Louise Henderson

France / Aotearoa New Zealand, b.1902, d.1994

The Farmhouse in Cornwall

  • Dame Louise Henderson Collection, presented by the McKegg Family, 1999
  • Oil on canvas
  • 848 x 1092mm
  • 99/82
  • 1957

Cubism came late to New Zealand art, some forty years after its heyday in Europe. In the 1940s and 1950s, it represented the cutting edge of progressive painting in this part of the world. Louise Henderson was one of its primary exponents. Many of her cubist compositions were based on buildings set in landscapes. Her interest in architectural forms, as well as the internal geometries of painting, had been acquired earlier, during the years she spent working in Christchurch and Wellington. ‘Here was a classical intellectual painter working on a planned line of development,’ wrote fellow artist Janet Paul on seeing a survey of Henderson’s work in 1954. ‘A painter whose concentration on form does not obscure a fine use of colour and who can use cubism not as a “fag end” to be worked out, but as a pertinent method to convey her own most individual perception and emotion.’

(March 2018)

earlier labels about this work
  • In Modern Times, 18 December 2015 – 11 September 2016

    Paris-born Louise Henderson (née Sauze) arrived in Christchurch in 1925 after marrying a New Zealander. Her background as a designer led to her teaching embroidery and design from 1926 at the Canterbury College School of Art. She also began painting and exhibiting locally from 1933, mainly with The Group, a Christchurch art association which existed from 1927-77.
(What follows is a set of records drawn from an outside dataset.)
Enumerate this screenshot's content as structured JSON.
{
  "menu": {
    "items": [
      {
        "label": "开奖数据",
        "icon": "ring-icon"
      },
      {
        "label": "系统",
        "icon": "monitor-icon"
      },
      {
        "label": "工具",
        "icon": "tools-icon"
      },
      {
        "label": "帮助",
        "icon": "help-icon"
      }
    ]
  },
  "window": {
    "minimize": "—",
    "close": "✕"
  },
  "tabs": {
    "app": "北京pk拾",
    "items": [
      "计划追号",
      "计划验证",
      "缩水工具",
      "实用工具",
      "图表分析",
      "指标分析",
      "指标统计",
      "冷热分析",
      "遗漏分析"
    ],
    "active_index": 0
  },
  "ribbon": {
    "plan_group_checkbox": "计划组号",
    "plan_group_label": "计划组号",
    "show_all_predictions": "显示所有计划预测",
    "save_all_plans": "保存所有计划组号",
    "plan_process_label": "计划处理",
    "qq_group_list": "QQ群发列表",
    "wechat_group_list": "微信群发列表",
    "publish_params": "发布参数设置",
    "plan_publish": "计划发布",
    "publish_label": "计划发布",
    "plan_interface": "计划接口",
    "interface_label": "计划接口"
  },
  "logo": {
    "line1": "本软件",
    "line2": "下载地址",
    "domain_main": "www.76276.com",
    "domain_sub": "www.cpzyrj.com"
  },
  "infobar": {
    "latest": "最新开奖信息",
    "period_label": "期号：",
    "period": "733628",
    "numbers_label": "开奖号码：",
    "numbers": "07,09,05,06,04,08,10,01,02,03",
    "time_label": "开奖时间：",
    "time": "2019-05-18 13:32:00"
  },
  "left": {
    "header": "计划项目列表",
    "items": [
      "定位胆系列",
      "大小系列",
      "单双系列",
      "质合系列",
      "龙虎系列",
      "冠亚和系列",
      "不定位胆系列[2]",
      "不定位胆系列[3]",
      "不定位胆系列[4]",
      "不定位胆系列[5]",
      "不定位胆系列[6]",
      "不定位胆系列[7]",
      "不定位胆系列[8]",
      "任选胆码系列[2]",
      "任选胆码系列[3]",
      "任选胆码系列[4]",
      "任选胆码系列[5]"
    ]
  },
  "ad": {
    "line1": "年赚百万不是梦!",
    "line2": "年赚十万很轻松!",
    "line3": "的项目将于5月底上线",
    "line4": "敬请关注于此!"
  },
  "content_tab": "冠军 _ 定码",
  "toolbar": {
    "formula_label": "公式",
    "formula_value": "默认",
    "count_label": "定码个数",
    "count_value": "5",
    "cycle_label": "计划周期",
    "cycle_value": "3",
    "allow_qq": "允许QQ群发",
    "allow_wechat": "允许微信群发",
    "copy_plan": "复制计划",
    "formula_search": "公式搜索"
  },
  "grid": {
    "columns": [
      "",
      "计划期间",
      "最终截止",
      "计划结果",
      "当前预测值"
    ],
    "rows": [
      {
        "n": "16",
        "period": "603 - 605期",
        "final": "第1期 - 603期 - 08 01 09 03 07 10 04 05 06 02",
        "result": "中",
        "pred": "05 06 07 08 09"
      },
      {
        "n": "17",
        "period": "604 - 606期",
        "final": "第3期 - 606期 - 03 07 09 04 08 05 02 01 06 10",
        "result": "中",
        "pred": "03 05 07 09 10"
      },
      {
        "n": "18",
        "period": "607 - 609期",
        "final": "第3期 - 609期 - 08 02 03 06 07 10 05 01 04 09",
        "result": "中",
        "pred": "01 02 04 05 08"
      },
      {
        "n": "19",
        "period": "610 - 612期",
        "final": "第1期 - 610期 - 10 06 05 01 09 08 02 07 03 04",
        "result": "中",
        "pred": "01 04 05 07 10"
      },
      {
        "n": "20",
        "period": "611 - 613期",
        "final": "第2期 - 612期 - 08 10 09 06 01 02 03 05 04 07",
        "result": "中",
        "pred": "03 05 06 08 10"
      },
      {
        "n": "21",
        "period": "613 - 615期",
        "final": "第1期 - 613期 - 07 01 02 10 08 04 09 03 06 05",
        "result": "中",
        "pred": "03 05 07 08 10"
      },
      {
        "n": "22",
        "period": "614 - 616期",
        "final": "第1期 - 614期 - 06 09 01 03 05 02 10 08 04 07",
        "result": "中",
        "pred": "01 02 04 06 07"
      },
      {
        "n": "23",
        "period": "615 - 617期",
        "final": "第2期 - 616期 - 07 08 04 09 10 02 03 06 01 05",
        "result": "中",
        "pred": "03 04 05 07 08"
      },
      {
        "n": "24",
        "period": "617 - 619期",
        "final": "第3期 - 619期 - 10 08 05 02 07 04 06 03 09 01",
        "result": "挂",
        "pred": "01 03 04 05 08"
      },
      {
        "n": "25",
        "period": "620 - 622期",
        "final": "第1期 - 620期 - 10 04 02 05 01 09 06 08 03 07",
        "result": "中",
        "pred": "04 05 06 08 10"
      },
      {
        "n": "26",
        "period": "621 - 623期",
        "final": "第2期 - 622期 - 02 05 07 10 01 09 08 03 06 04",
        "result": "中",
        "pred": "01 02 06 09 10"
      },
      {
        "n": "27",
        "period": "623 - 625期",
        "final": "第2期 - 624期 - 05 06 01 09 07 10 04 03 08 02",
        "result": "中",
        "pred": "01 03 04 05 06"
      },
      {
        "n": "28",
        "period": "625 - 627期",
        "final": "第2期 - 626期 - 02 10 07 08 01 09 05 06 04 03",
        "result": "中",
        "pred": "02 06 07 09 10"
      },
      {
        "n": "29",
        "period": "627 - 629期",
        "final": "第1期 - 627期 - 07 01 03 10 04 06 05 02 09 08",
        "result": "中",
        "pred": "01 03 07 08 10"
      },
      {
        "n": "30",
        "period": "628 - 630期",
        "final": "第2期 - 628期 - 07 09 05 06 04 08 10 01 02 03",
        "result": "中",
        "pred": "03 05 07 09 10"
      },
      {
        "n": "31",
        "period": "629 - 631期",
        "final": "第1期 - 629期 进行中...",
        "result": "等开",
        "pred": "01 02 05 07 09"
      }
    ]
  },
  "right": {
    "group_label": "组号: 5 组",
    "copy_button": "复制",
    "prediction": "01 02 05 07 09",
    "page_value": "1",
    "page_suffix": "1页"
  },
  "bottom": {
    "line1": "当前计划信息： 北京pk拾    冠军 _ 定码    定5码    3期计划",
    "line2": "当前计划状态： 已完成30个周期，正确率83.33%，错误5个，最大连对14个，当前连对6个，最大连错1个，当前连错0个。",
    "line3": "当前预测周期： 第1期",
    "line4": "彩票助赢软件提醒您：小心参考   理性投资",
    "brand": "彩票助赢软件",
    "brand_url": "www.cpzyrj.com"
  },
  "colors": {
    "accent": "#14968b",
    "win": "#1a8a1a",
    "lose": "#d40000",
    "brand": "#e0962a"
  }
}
    The Hendersons left Christchurch in 1941 for Wellington, and in 1950 moved to Auckland, where Louise, encouraged by John Weeks, began to experiment with pure abstraction. In 1952, she travelled to Europe for further study, including in Paris at the studio of Jean Metzinger, an early protégé of the founding cubists Pablo Picasso and Georges Braque. Her new work gained considerable exposure in New Zealand. A period of intensive travel followed, through her husband's career, in Europe and the Middle East. This work displays the influences Henderson was continuing to draw from at that time, particularly post-cubist developments in European art.